Background: The development of persistent itchy nodules at the injection site following hyposensitization therapy with aluminium-precipitated antigen extract has been described in several reports. Occasionally, contact allergy to aluminium has been reported in individuals with such nodules.
Objectives: To investigate if hyposensitization therapy can induce contact allergy to aluminium and examine if there is any association between persistent subcutaneous nodules and aluminium allergy.
Patients/methods: Sixty-one children with allergic asthma and/or allergic rhinitis participated in the study of whom 37 had had hyposensitization therapy. The study consisted of a non-clinical part based on a questionnaire and a clinical part with a physical examination, self-assessment of itching, and patch testing. To secure an unbiased evaluation of possible reactions, the investigators were blinded.
Results: Contact allergy to aluminium was found in eight participants, all in the exposed group (8/37 versus 0/24, P = 0.02). Examination showed nodules on the upper arms in 13 participants, all in the group exposed to hyposensitization therapy. Nodules were over-represented in patients with contact allergy to aluminium.

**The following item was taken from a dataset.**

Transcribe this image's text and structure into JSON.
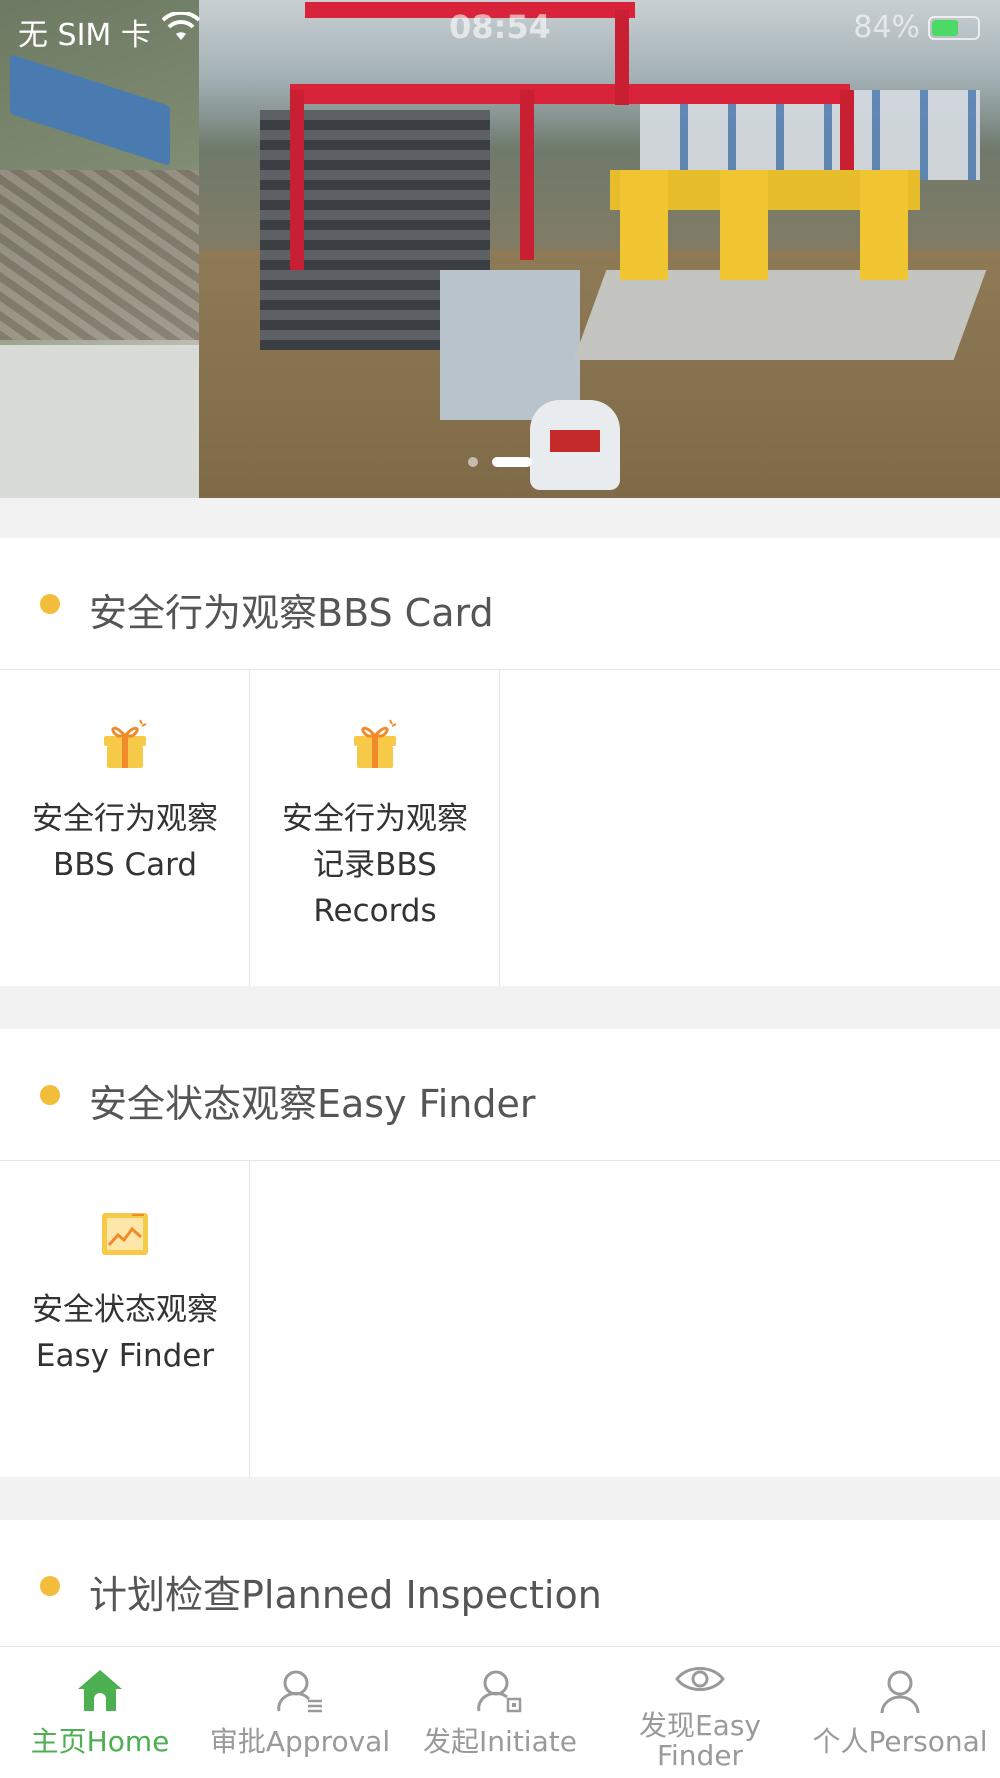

Conclusions: There was a statistically significant association between contact allergy to aluminium and persistent subcutaneous nodules in children who had had hyposensitization therapy.